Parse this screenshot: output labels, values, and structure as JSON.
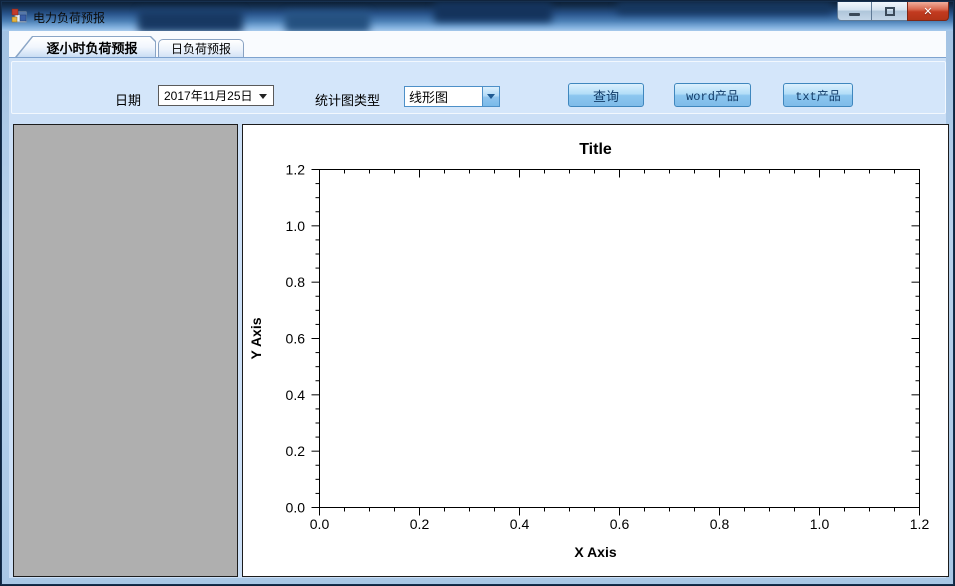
{
  "window": {
    "title": "电力负荷预报",
    "controls": {
      "close_glyph": "✕"
    }
  },
  "tabs": [
    {
      "label": "逐小时负荷预报",
      "selected": true
    },
    {
      "label": "日负荷预报",
      "selected": false
    }
  ],
  "toolbar": {
    "date_label": "日期",
    "date_value": "2017年11月25日",
    "chart_type_label": "统计图类型",
    "chart_type_value": "线形图",
    "query_button": "查询",
    "word_button": "word产品",
    "txt_button": "txt产品"
  },
  "colors": {
    "accent_border": "#3F87BE",
    "tabpage_bg": "#CBDFF6",
    "left_panel_bg": "#AFAFAF",
    "chart_bg": "#FFFFFF",
    "axis_color": "#000000",
    "close_button_red": "#C23A20"
  },
  "chart_data": {
    "type": "line",
    "title": "Title",
    "xlabel": "X Axis",
    "ylabel": "Y Axis",
    "xlim": [
      0,
      1.2
    ],
    "ylim": [
      0,
      1.2
    ],
    "x_major_step": 0.2,
    "x_minor_step": 0.05,
    "y_major_step": 0.2,
    "y_minor_step": 0.05,
    "x_tick_labels": [
      "0.0",
      "0.2",
      "0.4",
      "0.6",
      "0.8",
      "1.0",
      "1.2"
    ],
    "y_tick_labels": [
      "0.0",
      "0.2",
      "0.4",
      "0.6",
      "0.8",
      "1.0",
      "1.2"
    ],
    "grid": false,
    "legend": false,
    "series": []
  }
}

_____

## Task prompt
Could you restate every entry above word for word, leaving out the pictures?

## Response for this exercise
Parse this screenshot: output labels, values, and structure as JSON.
{
  "window": {
    "title": "电力负荷预报",
    "controls": {
      "close_glyph": "✕"
    }
  },
  "tabs": [
    {
      "label": "逐小时负荷预报",
      "selected": true
    },
    {
      "label": "日负荷预报",
      "selected": false
    }
  ],
  "toolbar": {
    "date_label": "日期",
    "date_value": "2017年11月25日",
    "chart_type_label": "统计图类型",
    "chart_type_value": "线形图",
    "query_button": "查询",
    "word_button": "word产品",
    "txt_button": "txt产品"
  },
  "colors": {
    "accent_border": "#3F87BE",
    "tabpage_bg": "#CBDFF6",
    "left_panel_bg": "#AFAFAF",
    "chart_bg": "#FFFFFF",
    "axis_color": "#000000",
    "close_button_red": "#C23A20"
  },
  "chart_data": {
    "type": "line",
    "title": "Title",
    "xlabel": "X Axis",
    "ylabel": "Y Axis",
    "xlim": [
      0,
      1.2
    ],
    "ylim": [
      0,
      1.2
    ],
    "x_major_step": 0.2,
    "x_minor_step": 0.05,
    "y_major_step": 0.2,
    "y_minor_step": 0.05,
    "x_tick_labels": [
      "0.0",
      "0.2",
      "0.4",
      "0.6",
      "0.8",
      "1.0",
      "1.2"
    ],
    "y_tick_labels": [
      "0.0",
      "0.2",
      "0.4",
      "0.6",
      "0.8",
      "1.0",
      "1.2"
    ],
    "grid": false,
    "legend": false,
    "series": []
  }
}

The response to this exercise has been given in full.